▸ **WHAT THE TASK REQUIRES**: The answer must consist of every line below containing "this".

▸ **INFORMATION SHOWN**:
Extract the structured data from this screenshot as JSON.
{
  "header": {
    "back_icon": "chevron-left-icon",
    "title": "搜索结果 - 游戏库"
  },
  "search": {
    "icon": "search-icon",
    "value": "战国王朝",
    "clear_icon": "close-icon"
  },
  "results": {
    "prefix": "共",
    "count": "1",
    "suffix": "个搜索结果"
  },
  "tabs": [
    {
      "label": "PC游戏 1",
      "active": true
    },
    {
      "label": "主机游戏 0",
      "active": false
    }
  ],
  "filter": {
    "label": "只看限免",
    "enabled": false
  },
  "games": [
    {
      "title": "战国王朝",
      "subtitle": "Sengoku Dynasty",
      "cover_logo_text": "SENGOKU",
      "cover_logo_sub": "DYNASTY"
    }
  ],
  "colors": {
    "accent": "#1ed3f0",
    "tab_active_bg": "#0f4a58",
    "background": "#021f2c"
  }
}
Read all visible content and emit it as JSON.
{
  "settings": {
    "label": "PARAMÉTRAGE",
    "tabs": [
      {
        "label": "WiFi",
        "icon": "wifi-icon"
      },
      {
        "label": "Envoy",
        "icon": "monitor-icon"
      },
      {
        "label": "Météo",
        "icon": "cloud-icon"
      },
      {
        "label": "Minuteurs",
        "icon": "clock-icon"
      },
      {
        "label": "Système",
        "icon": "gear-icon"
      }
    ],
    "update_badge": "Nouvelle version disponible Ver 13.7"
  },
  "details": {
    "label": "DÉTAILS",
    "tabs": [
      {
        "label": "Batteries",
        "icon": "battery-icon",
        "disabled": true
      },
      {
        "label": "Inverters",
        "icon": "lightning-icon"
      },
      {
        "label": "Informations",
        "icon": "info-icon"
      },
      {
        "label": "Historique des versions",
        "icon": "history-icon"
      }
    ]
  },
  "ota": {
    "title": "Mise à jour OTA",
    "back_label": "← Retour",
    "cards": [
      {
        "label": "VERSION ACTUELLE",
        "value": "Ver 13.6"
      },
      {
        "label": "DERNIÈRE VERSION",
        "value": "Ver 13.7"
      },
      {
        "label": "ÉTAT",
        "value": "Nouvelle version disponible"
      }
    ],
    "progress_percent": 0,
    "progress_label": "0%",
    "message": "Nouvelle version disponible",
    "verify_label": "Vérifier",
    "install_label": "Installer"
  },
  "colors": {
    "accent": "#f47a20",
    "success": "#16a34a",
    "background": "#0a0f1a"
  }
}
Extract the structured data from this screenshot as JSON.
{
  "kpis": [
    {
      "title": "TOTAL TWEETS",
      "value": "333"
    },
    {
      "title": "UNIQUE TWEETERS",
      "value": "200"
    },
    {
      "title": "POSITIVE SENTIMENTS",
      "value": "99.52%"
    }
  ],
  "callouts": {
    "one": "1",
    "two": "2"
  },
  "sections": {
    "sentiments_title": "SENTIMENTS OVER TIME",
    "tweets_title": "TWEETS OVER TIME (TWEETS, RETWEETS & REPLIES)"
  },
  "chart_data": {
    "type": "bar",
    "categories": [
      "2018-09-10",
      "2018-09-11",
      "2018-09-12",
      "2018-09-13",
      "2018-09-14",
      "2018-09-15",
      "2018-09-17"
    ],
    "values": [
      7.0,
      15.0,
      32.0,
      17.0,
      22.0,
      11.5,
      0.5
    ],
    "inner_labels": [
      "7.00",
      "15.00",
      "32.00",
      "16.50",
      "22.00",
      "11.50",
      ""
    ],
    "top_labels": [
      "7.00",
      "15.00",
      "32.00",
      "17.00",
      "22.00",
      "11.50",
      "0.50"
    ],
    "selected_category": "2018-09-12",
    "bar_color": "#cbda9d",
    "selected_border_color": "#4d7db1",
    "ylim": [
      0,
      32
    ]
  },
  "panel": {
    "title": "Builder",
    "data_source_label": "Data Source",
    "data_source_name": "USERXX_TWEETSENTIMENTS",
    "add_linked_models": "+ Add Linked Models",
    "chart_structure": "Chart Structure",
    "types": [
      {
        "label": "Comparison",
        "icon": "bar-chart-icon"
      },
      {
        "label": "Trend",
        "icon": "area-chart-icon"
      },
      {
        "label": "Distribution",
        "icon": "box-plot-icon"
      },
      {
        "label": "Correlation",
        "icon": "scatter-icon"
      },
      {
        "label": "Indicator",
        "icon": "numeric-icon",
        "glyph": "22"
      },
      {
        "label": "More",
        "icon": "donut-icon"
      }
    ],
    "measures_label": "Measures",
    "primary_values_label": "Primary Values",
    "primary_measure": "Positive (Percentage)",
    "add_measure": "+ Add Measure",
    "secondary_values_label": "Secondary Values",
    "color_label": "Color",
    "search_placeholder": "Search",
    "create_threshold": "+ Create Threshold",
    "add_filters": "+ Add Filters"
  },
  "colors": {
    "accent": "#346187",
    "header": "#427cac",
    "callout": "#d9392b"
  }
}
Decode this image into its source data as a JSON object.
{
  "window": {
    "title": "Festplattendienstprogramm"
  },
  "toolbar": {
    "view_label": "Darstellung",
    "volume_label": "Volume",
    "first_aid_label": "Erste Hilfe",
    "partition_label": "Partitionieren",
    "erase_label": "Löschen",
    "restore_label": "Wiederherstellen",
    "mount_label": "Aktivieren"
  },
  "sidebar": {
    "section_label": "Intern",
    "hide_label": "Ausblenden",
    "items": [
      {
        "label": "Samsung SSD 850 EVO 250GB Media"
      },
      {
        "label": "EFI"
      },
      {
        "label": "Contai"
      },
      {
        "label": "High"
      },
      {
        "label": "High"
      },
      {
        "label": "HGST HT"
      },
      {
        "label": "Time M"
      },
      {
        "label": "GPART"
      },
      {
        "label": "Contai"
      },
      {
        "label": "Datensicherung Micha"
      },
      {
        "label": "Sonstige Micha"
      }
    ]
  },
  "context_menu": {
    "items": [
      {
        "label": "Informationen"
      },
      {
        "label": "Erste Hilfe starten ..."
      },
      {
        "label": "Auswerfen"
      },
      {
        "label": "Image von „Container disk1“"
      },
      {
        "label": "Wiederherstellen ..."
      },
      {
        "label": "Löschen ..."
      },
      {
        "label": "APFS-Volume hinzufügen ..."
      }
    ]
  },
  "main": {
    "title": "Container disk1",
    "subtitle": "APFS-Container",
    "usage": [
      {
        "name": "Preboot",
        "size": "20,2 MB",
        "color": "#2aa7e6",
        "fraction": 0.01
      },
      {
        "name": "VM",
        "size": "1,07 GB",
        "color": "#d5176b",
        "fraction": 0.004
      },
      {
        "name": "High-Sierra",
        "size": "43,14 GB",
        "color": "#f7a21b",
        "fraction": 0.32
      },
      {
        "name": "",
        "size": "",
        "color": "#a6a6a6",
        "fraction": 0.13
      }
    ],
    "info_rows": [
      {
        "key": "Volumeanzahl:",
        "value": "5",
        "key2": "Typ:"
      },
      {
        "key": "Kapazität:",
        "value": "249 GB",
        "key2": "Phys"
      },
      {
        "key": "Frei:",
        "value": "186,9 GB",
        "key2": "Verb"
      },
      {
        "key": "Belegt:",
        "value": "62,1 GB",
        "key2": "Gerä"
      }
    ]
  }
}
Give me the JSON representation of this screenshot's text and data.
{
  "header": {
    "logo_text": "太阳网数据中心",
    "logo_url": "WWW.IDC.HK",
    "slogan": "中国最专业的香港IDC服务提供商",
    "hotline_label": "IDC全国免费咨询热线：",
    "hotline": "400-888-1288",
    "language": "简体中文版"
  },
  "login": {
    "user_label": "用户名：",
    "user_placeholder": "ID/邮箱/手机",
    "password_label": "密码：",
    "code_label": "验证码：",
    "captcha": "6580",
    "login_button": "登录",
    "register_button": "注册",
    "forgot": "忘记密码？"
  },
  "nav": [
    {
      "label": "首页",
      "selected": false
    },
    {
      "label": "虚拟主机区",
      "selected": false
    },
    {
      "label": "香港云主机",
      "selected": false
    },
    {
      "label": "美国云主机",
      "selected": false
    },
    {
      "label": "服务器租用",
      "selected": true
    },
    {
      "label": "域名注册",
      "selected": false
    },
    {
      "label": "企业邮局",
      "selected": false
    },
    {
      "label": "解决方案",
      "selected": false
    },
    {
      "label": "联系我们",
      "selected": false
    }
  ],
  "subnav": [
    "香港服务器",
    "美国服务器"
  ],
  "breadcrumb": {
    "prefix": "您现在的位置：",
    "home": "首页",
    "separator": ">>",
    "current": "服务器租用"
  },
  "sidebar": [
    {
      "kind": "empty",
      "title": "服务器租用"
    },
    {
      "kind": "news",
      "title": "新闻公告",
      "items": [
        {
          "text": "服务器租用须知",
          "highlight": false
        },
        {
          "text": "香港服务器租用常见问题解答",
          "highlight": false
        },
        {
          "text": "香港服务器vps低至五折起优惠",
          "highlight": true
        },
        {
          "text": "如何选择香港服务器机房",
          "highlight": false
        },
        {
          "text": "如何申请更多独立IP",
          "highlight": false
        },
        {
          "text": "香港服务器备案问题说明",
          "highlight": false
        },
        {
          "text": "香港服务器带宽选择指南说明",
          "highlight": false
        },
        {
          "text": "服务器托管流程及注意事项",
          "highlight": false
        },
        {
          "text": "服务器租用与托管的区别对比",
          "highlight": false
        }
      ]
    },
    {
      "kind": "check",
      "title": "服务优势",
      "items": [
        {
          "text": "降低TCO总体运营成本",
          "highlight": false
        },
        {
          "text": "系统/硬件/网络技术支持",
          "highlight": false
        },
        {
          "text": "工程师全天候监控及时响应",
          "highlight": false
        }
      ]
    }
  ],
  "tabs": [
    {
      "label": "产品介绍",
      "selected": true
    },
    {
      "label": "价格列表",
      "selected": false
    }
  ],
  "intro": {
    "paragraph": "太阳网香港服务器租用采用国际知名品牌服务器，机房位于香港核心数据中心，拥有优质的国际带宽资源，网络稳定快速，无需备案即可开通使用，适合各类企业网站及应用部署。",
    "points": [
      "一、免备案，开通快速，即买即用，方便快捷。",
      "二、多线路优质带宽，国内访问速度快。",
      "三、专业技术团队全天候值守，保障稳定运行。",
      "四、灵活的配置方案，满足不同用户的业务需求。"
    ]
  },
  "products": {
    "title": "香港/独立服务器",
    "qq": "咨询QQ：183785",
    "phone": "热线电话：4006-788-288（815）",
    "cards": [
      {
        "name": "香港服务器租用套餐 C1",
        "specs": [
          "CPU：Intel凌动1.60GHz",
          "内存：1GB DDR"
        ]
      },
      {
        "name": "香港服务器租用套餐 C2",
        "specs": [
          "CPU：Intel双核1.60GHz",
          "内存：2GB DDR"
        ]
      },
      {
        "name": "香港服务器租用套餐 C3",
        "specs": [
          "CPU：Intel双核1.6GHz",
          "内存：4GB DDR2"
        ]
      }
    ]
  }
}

▸ **TASK RESULT**:
Extract the structured data from this screenshot as JSON.
Extract the structured data from this screenshot as JSON.
Decode this image into its source data as a JSON object.
Give me the JSON representation of this screenshot's text and data.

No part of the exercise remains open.